Amazon.com: HASH(0xa0d23d5c) out of 5 stars 5 reviews
11 of 12 people found the following review helpful
HASH(0xa03b0b70) out of 5 stars on of the best books on judicial review June 29 2005
By Thucydides - Published on Amazon.com
Format: Paperback
This is an excellent book for scholars interested in judicial review. Bobbitt breaks down the typology of constitutional interpretation into six categories.

It is not written in a manner that is accessible for the casual reader, but if you are interested in how constitutional interpretation is approached from different philosophies - what separates a Justice Frankfurter from a Justice Black, or a Scalia from Stevens -- then I would highly reccomend this book.
1 of 2 people found the following review helpful
HASH(0xa02bcb1c) out of 5 stars An Interesting Approach July 23 2012
By BD Hermes - Published on Amazon.com
Format: Paperback
This book provides a well written explanation to the logic of various constitutional arguments. The inclusion of arguments favored by Justices as well as specific situations in which they were relevant helps establish the relevant context clearly and effectively.

While the strict empiricist may finish reading disappointed, those looking for insight into the approach of judges would be well served to give this a look.
1 of 2 people found the following review helpful
HASH(0xa02c02f4) out of 5 stars Insight To Complexity of Constitutionalism May 11 2014
By D. Molloy - Published on Amazon.com
Format: Kindle Edition Verified Purchase
Listing a series of intellectual and legal perspectives to interpreting the Constitution, Bobbit makes clear that "Originalism" is not the Rosetta Stone but is simply one lens through which to look at Constitutional issues.
1 of 2 people found the following review helpful
HASH(0xa13aa4b0) out of 5 stars Review for Constitutional Fate Feb. 5 2013
By Nina D. - Published on Amazon.com
Format: Paperback Verified Purchase
Semi-difficult read. Syntax and terminology are all over the place. Must read between-the-line in order to grasp the meat of the text/opinion of the author.
6 of 29 people found the following review helpful
HASH(0xa02c01a4) out of 5 stars A Post Modern Mess Dec 12 2000
By Garrett Ferencz - Published on Amazon.com
Format: Paperback
At first Constitutional Fate looks much like a typical anthology of the most significant modes of constitutinal argument, for this I must admit the book does a fairly good job. The problem comes at the end; where we must endure an unconnected attempt to give the book purpose. The authors argument is essentially that there is no argument.
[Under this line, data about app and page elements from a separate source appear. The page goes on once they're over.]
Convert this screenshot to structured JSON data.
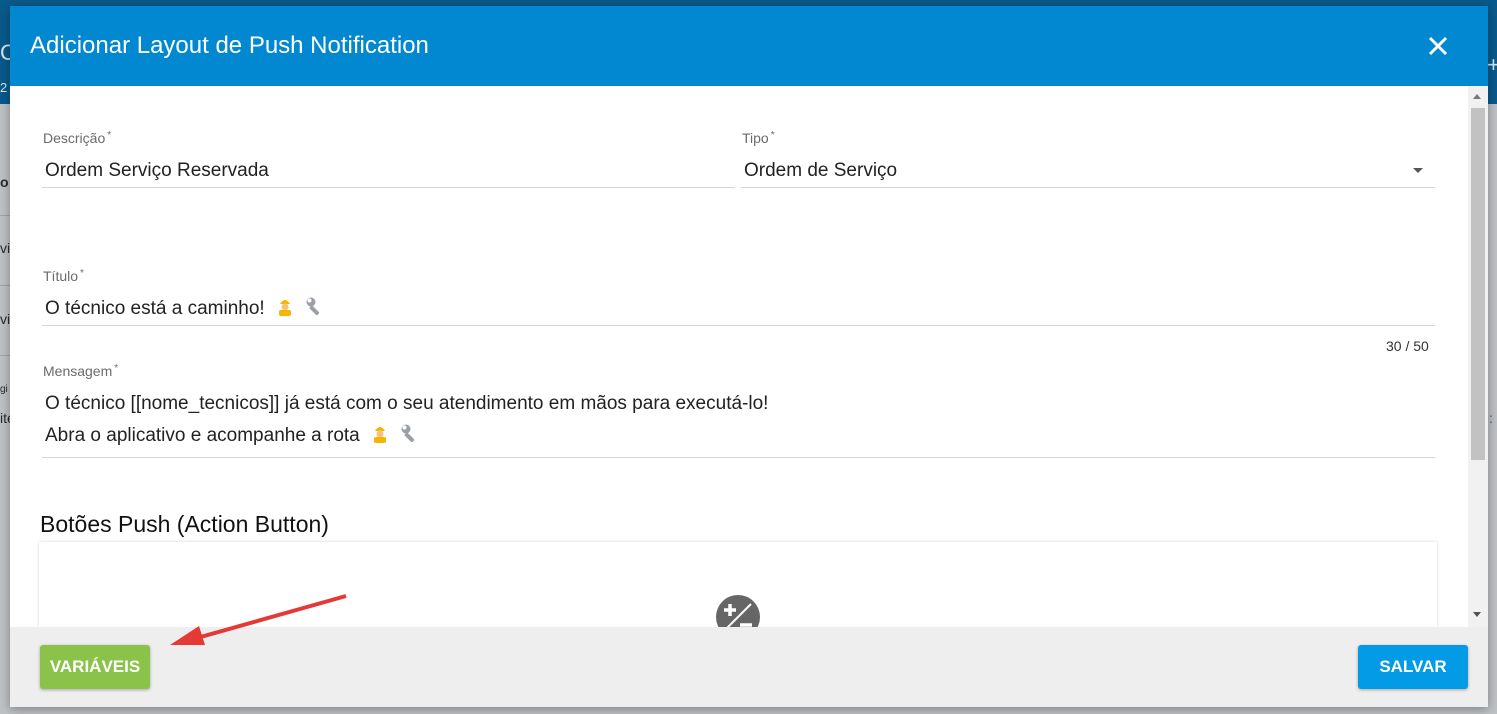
{
  "background": {
    "fragments": [
      "C",
      "2",
      "o",
      "vi",
      "vi",
      "gi",
      "ite",
      ":"
    ]
  },
  "modal": {
    "title": "Adicionar Layout de Push Notification",
    "close_icon": "close-icon"
  },
  "form": {
    "descricao": {
      "label": "Descrição",
      "required": "*",
      "value": "Ordem Serviço Reservada"
    },
    "tipo": {
      "label": "Tipo",
      "required": "*",
      "value": "Ordem de Serviço"
    },
    "titulo": {
      "label": "Título",
      "required": "*",
      "value": "O técnico está a caminho!",
      "counter": "30 / 50"
    },
    "mensagem": {
      "label": "Mensagem",
      "required": "*",
      "line1": "O técnico [[nome_tecnicos]] já está com o seu atendimento em mãos para executá-lo!",
      "line2": "Abra o aplicativo e acompanhe a rota"
    }
  },
  "action_buttons": {
    "title": "Botões Push (Action Button)",
    "icon": "add-remove-icon"
  },
  "footer": {
    "variables_label": "VARIÁVEIS",
    "save_label": "SALVAR"
  },
  "colors": {
    "header": "#0288d1",
    "variables_button": "#8bc34a",
    "save_button": "#039be5",
    "annotation_arrow": "#e53935"
  }
}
Now I must admit I am reading this for a take home final so perhaps I am just a little jaded. For one minuete I think that there is nothing but brilliance in these last few pages; only for seconds later to conclude that it is all just a bunch of smoke.